Task description
In the records that follow, show each line where the word "Điểm" is present.
**** Supplied data
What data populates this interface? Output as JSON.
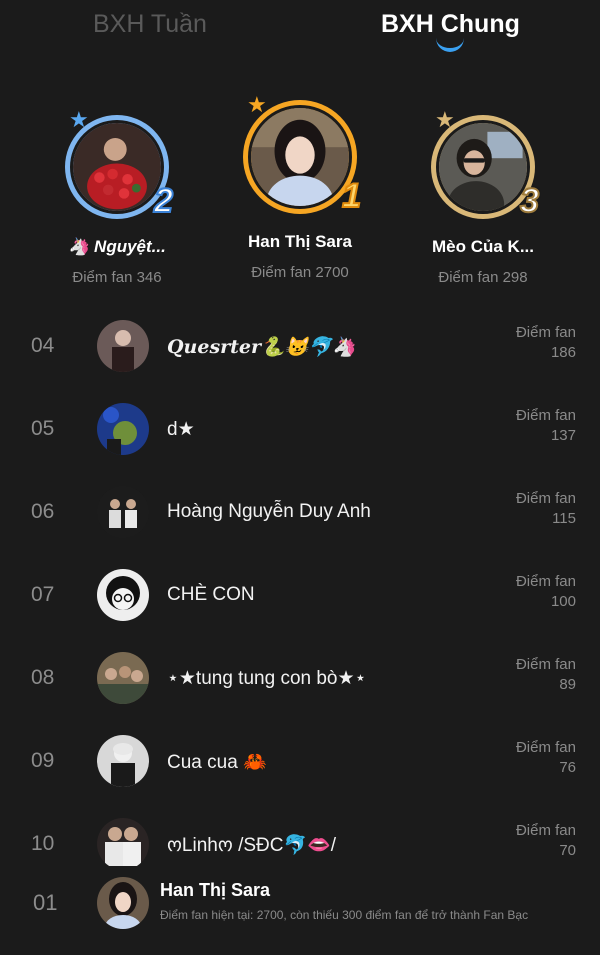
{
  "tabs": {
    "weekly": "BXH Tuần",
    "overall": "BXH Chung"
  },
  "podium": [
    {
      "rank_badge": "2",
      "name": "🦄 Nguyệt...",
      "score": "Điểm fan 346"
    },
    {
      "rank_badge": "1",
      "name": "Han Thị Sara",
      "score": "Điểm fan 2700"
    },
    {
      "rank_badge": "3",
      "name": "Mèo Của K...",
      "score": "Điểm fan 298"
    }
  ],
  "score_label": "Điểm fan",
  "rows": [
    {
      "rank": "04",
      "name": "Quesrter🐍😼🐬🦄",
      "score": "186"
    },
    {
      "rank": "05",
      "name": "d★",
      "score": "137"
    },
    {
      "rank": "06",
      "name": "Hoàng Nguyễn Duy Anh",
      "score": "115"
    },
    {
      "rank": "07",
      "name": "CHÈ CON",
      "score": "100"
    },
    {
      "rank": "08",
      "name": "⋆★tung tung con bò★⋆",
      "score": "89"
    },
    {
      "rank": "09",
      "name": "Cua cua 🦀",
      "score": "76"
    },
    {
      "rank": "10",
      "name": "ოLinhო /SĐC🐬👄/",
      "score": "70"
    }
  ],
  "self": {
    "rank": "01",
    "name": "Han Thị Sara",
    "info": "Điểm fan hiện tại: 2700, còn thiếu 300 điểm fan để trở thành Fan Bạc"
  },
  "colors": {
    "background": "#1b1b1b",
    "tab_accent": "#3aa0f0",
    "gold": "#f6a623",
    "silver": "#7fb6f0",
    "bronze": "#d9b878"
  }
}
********
Result for this exercise
      "score": "Điểm fan 346"
      "score": "Điểm fan 2700"
      "score": "Điểm fan 298"
  "score_label": "Điểm fan",
    "info": "Điểm fan hiện tại: 2700, còn thiếu 300 điểm fan để trở thành Fan Bạc"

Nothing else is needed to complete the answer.